• _Exercise_
Tally the lines in the following entries that include the word "Select"; state only the total.

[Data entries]

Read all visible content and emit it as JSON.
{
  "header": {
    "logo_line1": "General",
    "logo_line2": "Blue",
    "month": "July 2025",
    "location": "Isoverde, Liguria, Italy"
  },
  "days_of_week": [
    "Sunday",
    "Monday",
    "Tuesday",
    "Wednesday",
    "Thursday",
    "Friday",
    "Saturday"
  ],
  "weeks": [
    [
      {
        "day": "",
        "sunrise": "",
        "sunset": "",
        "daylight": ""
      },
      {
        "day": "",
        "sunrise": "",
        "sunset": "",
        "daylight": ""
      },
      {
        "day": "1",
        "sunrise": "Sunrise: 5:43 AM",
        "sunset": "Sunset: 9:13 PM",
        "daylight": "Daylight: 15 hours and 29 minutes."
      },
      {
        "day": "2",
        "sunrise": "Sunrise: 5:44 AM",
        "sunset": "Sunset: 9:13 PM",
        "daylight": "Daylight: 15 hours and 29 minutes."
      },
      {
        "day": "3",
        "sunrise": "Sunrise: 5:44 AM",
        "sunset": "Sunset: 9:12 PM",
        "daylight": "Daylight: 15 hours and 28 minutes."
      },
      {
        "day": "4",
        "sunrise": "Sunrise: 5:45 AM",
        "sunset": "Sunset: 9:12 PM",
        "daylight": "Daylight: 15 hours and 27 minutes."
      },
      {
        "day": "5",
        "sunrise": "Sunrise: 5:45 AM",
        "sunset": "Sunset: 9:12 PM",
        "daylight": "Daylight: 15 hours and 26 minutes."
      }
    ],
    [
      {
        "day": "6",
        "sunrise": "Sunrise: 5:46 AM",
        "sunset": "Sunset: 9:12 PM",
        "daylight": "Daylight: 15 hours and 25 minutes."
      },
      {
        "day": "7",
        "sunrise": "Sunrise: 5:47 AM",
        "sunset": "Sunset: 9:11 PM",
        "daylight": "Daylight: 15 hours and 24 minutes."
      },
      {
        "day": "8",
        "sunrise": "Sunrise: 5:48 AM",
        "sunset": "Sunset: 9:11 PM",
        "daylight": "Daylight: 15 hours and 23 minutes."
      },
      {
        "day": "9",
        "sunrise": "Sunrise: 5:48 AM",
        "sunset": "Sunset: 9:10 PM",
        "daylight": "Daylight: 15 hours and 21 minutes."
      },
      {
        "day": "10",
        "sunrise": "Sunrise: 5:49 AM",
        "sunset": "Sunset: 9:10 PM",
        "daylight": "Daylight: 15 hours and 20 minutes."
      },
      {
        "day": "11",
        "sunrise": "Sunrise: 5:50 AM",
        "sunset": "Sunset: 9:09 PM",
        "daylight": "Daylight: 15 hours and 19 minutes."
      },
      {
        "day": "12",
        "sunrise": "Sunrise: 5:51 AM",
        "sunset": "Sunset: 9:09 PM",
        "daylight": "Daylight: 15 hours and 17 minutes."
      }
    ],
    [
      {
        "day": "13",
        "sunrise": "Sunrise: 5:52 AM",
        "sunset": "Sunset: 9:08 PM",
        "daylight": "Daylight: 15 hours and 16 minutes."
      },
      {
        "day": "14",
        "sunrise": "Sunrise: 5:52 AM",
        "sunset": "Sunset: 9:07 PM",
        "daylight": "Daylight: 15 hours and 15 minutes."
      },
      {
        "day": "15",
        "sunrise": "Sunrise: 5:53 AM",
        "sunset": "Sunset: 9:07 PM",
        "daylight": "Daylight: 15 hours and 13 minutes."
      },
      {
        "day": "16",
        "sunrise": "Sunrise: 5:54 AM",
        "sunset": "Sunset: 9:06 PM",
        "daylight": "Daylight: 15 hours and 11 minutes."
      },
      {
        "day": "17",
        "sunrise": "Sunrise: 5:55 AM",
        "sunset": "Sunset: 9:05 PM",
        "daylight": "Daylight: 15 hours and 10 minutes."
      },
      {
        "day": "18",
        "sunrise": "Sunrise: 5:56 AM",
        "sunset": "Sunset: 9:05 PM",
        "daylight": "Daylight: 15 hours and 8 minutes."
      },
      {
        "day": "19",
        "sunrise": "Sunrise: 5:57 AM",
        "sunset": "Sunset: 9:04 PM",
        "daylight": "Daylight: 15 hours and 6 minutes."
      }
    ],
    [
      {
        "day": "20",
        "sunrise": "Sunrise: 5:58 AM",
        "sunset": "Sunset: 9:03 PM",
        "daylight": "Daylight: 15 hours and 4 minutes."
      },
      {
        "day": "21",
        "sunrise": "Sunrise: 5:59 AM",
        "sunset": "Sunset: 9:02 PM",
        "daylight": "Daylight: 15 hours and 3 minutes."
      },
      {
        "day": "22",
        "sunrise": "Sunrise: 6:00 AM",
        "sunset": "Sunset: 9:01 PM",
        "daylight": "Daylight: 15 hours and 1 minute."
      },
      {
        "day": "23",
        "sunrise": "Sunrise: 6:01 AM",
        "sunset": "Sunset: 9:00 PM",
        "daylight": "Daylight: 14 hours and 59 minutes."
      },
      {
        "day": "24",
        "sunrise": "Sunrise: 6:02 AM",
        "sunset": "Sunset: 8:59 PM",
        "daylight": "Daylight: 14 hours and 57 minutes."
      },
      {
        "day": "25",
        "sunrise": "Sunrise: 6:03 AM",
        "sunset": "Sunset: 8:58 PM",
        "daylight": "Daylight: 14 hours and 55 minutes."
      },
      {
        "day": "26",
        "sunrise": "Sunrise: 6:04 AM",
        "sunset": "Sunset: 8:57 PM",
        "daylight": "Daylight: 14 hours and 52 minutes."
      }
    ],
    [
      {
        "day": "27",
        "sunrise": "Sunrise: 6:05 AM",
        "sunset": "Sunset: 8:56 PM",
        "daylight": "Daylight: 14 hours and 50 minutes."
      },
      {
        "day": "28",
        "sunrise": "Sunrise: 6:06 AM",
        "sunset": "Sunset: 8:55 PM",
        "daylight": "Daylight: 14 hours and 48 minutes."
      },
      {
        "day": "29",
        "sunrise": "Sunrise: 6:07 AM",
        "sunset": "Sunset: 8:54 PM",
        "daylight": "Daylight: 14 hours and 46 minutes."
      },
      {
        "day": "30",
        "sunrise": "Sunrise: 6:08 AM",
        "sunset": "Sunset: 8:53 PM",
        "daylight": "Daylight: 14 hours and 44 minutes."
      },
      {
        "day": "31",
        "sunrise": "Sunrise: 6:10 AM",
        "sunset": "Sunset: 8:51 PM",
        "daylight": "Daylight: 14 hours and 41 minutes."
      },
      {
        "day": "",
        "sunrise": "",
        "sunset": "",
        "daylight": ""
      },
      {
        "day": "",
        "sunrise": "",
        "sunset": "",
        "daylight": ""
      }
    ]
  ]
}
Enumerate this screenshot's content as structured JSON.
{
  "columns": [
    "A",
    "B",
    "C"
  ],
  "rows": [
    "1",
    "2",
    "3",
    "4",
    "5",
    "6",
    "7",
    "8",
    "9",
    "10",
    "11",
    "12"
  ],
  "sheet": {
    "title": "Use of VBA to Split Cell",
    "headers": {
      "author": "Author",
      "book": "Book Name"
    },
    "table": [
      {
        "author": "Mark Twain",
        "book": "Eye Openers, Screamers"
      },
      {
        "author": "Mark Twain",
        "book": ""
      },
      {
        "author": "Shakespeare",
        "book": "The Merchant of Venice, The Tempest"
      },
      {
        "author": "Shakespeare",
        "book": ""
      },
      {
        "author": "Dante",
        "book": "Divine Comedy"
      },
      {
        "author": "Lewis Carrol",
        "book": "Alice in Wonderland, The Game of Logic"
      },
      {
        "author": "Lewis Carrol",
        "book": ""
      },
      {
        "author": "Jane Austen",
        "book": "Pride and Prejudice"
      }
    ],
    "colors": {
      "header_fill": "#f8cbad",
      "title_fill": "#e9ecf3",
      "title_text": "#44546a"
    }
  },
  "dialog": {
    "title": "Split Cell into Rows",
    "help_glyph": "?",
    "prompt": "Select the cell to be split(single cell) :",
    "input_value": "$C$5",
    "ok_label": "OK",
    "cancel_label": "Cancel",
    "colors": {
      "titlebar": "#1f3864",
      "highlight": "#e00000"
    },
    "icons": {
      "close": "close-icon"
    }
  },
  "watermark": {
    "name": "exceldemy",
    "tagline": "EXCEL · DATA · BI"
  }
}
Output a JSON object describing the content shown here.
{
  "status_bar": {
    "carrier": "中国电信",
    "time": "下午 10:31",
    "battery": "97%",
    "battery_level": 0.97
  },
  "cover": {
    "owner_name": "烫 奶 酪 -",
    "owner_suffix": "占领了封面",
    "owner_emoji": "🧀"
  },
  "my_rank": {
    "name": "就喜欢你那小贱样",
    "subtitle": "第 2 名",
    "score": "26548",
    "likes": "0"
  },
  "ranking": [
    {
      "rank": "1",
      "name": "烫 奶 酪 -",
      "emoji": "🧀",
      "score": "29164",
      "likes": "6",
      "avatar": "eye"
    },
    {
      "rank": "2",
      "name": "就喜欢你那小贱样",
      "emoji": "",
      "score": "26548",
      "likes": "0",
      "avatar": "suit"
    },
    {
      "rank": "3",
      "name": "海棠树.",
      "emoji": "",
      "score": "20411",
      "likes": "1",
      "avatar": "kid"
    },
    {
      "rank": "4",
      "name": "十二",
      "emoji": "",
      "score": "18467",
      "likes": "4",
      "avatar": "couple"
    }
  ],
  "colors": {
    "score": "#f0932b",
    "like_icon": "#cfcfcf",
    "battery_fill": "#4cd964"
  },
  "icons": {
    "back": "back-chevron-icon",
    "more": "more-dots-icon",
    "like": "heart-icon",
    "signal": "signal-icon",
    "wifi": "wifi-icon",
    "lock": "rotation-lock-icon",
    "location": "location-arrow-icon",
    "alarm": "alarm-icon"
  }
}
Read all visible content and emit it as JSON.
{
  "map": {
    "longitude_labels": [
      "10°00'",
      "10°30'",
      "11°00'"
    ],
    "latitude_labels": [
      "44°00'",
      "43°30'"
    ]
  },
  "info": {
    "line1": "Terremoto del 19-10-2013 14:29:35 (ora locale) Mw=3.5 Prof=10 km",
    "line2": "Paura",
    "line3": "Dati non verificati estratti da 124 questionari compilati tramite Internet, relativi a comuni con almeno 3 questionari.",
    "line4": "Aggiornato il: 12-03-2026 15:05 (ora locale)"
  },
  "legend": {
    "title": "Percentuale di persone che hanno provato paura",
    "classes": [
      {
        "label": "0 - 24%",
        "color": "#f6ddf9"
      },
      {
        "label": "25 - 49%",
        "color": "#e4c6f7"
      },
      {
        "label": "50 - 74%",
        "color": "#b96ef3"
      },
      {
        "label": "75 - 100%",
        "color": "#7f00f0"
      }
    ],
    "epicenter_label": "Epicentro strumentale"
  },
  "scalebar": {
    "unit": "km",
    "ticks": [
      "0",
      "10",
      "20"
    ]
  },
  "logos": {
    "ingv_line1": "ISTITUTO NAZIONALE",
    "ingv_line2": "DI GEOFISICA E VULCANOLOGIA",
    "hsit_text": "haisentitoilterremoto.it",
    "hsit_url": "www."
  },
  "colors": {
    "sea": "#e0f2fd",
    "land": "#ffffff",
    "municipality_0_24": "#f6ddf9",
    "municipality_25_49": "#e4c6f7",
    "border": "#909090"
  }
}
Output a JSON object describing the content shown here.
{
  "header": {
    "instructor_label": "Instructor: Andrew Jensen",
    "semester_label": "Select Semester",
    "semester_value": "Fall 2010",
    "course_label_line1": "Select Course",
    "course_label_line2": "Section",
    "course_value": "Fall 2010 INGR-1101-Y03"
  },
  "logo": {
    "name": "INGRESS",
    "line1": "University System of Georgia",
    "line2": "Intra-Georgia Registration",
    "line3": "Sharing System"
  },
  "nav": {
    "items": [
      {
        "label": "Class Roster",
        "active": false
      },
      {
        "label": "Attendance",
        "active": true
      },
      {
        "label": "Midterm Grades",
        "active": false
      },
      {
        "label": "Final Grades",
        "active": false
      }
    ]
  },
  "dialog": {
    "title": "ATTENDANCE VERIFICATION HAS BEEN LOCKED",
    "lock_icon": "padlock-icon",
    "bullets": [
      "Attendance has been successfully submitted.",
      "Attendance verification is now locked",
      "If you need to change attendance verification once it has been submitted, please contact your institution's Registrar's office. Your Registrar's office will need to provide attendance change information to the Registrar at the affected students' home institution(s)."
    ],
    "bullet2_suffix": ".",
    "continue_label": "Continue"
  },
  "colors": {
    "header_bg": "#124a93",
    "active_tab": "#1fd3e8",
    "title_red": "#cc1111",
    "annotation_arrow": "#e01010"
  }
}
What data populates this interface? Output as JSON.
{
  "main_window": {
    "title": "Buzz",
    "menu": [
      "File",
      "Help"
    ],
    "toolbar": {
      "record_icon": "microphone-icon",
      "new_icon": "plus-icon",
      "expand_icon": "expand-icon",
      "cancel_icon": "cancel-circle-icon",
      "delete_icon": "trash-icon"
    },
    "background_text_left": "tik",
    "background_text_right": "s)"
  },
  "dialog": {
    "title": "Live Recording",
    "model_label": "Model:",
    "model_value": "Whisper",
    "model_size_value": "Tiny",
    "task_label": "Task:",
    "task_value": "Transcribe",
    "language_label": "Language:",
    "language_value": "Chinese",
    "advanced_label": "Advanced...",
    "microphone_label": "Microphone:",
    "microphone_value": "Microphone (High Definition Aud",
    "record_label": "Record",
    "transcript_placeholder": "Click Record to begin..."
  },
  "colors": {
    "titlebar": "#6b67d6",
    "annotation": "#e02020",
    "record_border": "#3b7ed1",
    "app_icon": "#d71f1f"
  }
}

• _Task answer_
3